Night Circus is Morgenstern’s first novel, but I sensed great possibilities for a sequel in the final pages. I sure hope so! 5 stars.

--Chiron, 1/26/13

Friday, February 15, 2013

The Centaur by John Updike

As far back as about 4th grade, I have loved writing stories. I never received much encouragement from the teachers until I reached high school. William A. Votto, Jr. was my junior year English teacher. He liked an essay I wrote about a football game kick off, and he encouraged me to write. I spent numerous afternoons talking with him about reading and writing. He became the first person to plant the idea that reading and writing as closely bound together. Bill Votto also introduced me to The New Yorker magazine. I stopped at a news stand on the way home that day and bought the latest issue. It had a story by John Updike. I immediately fell in love with Updike’s masterful use of the English language.

Updike became my favorite writer. He was also the first writer I began gathering as many of his writings as I could. Today, my personal library has well over 340 books by and about John Updike. I was also lucky enough to meet him on several occasions. I even attended a writer’s conference in Boston one year and heard him speak. March 18th would have been his 81st birthday. He died in January 2009.

Of all his books, The Centaur is my absolute favorite. In fact it securely holds first place at the top of my favorite novels list. I once told him about this choice for his best work, and he said, “Well, it’s my favorite, too. It is the warmest story I ever wrote.” In 1964, it won the National Book Award for fiction.
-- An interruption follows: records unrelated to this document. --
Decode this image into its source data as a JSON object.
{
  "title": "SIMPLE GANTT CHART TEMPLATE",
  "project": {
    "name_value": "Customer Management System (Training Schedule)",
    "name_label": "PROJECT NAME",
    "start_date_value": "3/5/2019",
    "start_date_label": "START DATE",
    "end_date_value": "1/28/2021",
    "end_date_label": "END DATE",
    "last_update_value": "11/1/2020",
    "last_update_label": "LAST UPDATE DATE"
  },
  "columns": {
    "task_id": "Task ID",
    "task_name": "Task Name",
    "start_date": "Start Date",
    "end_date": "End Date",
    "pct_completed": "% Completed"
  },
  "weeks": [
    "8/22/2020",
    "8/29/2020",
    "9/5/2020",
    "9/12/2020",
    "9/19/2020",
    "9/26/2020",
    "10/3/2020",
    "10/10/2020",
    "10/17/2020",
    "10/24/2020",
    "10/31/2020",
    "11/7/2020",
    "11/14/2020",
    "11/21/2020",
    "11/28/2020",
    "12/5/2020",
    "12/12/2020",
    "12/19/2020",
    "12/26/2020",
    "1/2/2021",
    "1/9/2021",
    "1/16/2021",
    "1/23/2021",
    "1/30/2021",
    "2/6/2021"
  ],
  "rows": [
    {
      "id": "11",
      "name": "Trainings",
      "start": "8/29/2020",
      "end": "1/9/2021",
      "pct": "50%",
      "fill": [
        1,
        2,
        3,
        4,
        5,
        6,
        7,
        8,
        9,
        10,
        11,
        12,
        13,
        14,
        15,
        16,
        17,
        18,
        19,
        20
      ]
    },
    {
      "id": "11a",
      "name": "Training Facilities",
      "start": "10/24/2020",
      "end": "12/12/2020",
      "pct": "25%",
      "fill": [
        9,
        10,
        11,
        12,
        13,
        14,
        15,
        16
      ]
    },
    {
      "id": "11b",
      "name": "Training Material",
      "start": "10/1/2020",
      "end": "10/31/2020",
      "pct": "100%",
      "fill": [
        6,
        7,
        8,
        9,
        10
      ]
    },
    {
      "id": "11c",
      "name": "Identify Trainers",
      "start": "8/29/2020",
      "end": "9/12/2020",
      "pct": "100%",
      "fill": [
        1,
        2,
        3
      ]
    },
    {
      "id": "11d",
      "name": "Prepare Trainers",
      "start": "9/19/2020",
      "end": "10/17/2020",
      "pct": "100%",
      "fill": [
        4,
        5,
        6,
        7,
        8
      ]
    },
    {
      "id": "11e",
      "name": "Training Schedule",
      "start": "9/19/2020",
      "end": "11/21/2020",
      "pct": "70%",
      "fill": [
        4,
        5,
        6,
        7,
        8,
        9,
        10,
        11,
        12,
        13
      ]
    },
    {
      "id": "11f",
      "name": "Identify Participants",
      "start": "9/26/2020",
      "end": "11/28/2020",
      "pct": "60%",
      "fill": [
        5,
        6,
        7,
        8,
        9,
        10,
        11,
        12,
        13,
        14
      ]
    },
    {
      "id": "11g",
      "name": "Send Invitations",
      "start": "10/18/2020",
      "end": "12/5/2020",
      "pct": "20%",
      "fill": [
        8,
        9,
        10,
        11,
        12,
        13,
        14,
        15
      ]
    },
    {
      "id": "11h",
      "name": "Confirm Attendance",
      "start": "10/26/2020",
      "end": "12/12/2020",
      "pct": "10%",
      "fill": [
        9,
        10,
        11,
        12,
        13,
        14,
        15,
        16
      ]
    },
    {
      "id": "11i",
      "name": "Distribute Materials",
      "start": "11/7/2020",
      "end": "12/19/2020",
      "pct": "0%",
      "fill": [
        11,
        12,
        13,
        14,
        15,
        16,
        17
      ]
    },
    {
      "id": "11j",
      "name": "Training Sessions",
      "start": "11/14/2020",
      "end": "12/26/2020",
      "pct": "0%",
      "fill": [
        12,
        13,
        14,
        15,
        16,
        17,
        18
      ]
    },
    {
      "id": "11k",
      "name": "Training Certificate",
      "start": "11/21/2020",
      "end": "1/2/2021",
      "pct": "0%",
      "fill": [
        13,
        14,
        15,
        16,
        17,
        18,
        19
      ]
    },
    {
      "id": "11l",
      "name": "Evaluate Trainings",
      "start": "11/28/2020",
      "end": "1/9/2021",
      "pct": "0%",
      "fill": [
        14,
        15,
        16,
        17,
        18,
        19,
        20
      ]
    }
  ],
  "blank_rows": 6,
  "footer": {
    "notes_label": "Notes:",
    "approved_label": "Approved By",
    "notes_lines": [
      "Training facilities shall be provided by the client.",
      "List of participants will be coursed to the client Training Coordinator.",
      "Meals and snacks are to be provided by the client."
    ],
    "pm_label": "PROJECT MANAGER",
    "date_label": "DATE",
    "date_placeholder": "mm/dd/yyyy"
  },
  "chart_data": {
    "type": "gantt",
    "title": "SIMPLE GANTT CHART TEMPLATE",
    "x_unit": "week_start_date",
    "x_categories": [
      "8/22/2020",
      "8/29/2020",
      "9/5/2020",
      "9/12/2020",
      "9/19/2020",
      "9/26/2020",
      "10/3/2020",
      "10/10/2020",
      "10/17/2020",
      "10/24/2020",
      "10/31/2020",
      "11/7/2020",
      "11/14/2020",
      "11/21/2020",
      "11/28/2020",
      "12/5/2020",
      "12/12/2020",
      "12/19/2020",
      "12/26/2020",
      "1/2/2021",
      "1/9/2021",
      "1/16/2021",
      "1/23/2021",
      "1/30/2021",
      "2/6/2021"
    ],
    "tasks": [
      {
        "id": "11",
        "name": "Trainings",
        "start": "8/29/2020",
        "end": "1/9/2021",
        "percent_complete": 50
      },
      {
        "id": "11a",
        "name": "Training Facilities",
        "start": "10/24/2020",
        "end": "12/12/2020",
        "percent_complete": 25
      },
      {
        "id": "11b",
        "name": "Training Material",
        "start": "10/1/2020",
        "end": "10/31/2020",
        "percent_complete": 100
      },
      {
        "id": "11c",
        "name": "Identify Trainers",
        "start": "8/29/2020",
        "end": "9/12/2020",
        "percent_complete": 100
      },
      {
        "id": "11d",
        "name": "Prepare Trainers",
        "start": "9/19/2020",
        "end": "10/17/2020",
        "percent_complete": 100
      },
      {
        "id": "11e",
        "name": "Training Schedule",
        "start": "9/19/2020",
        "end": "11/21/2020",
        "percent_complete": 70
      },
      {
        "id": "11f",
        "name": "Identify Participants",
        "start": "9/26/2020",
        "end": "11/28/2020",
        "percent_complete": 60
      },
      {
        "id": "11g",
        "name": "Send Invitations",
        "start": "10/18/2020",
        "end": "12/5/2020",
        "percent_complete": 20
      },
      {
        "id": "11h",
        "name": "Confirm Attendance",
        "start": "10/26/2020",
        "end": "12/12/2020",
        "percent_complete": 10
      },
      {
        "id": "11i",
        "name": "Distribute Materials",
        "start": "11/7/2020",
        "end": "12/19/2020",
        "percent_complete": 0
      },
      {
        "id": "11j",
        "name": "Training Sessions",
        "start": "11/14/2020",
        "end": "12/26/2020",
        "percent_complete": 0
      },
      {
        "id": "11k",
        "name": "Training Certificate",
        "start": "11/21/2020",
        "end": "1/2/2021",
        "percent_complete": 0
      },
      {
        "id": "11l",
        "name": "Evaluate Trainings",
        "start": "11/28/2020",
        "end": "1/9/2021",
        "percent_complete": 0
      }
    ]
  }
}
The Centaur tells the story of George Caldwell, science teacher at Olinger High School. The fictional town of Olinger is the setting for one of his numerous collections of stories. Interwoven with the story of George and his brilliant son, Peter, is the myth of the centaur, Chiron, the teacher of Achilles. Peter plays the role of Prometheus. In the myth, Chiron is wounded, but since he is immortal, he must suffer for all eternity the pain of his wound. He gives up his life for Prometheus.

For a sample of Updike’s power with words, I turned to a random page and began reading,

“My father and I scraped together the change in our pockets and found enough for breakfast at a diner. I had one dollar in my wallet but did not tell him, intending it to be a surprise when things got more desperate. The counter of the diner was lined with workmen soft-eyed and gruff from behind half-asleep still. […] I ordered pancakes and bacon and it was the best breakfast I had had in months. My father ordered Wheaties, mushed the cereal into the milk, ate a few bites, and pushed it away. He looked at the clock. It said 7:25. He bit back a belch; his face whitened and the skin under his eyes seemed to sink against the socket bone. He saw me studying him in alarm and said, ‘I know. I look like the devil. I’ll shave in the boiler room over at the school, Heller has a razor.’ The pale grizzle, like a morning’s frost, of a day-old beard covered his cheeks and chin” (169).

If you have never read Updike, pick a genre – poetry, novels, short stories, or essays on art, books, writers, and philosophy. You will not be disappointed.

--Chiron, 1/27/13